  • IPR – always make sure that you have visibility on the rights that exist and ensuring that there is no challenge or competition for those rights.
  • Goodwill – the residual value of the business which is closely related to your right to continue the business using its existing name and brands
  • Plant & Equipment – consider third party rights whether by way of hire purchase or lease
  • Customer Contracts – consider the impact of the administration on contracts and make sure you have confidence in them continuing post sale;
  • Book Debts – these are usually excluded from a sale, but you may offer to recover them in return for a commission;
  • Retention of Title Stock – this will be excluded from the sale and the administrators will want an indemnity to protect against any claims. You may be asked to support in providing access to retention of title stock and/or dealing with resulting claims;
  • Tax – where there is a transfer as a going concern then no VAT should be payable on the sale however, where it is a pure asset sale then VAT will be charged on the price of the assets
  • Apportionment - apportioning the responsibility for discharging liabilities is normally split with the completion date as the dividing line for responsibility
  • Books and Records – statutory books will be excluded from the sale and retained by the administrators who will also want to retain access to records that are transferring
  • Data Protection – this has developed into a hot topic through the changing legislation and it is key to ensure that this is covered as part of the sale so that there is clarity on the handling of personal data post sale.
  • Further Assurance – given the accelerated pace at which a transaction will need to be close, it will be key to ensure that you have the benefit of a further assurance clause from the seller and the administrator (at your cost) to provide reasonable assistance to perfect title to any assets post-completion.

Outside of the key contract terms, it is essential to make sure that the appointment of the administrators is valid and that signed releases are available from any secured creditors.
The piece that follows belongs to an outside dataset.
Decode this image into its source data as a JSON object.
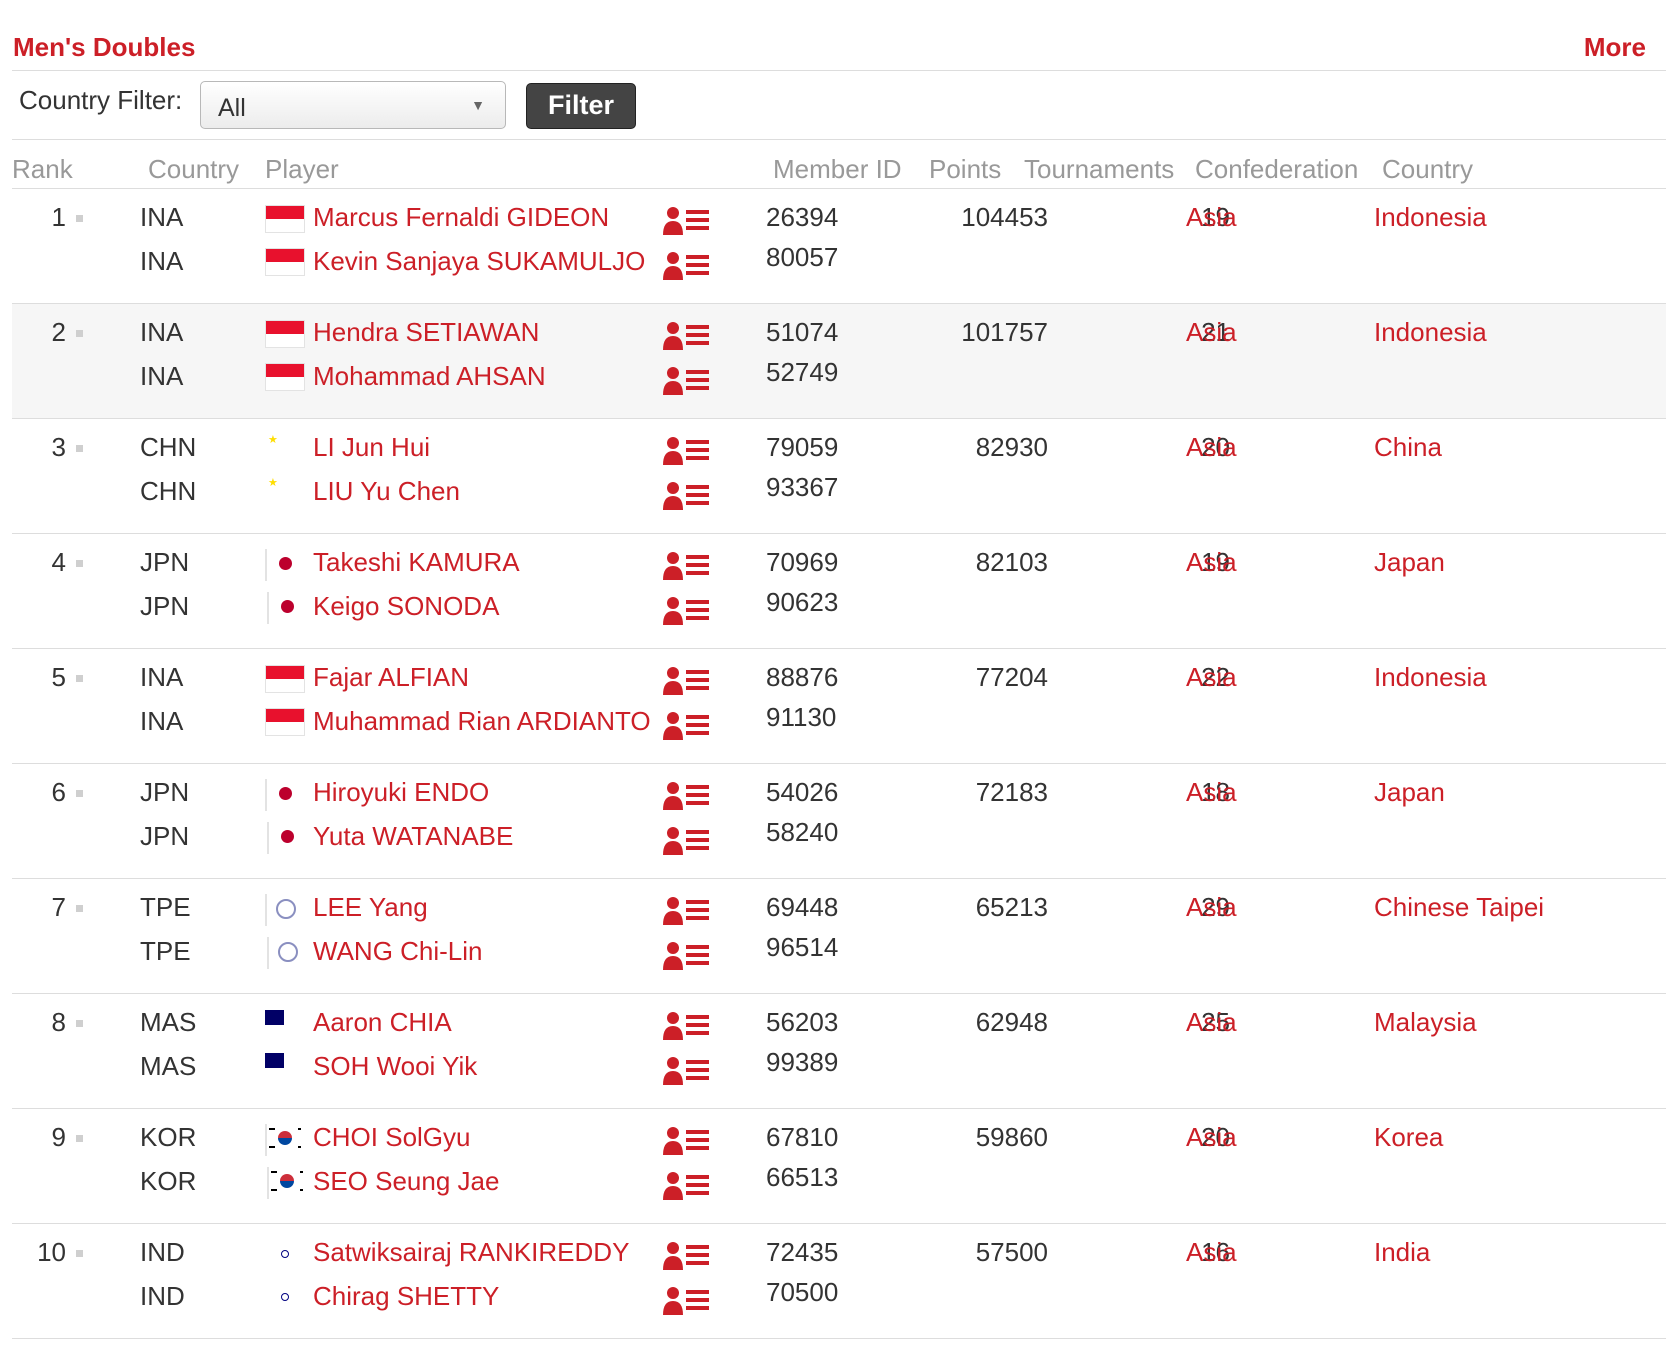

The assessment of employee rights and the impact of the Transfer of Undertakings (Protection of Employment) Regulations 2006 (“TUPE”) is always a key area for review as part of any due diligence exercise. There are limited exceptions or carve outs under TUPE and this is an area which can cause insolvent transactions to fail as a consequence of transferring employee costs. This is a significant focus point and one which will impact the value of any consideration a buyer is willing to pay.

Due Diligence

Given the issues raised in the key terms in respect of title and warranty it is essential that you “kick the tyres” properly before committing to buy and ensure any identified issues are reflected in the price. You should have access to a data room as part of any AMA process and you should not be afraid to ask questions or to seek specific documents if they are not in the data room. There is limited time to assess the position and therefore the opportunity should be taken to ask the questions and investigate, whilst recognising that the proposed administrator may not be able to produce all of the information requested. Often the assessment of a potential pre-pack sale is made on imperfect information on the basis that it is not unusual for the books and records of distressed companies to be incomplete. Always make sure that you get access to management and assess the quality of the management team given that they will likely be transferring with the business and you want to be confident that you can rely upon them as the business moves forward.


Pre-packs represent a well-developed tool to implement a restructure of an insolvent company in order to ensure the continuation of the business, whether as a bolt on acquisition, or to maintain a supply chain. The process is fast and efficient, but it is essential that you understand the rules of engagement if you want to be successful in the AMA and the pricing of acquisition.

Provided that you assess the transfer risks a pre-pack presents a great opportunity to acquire a good trading business without responsibility for the historic creditor base of the company which may have previously afflicted business performance.

It is clear that pre-packs represent great opportunities to create value for those who are prepared to be bold.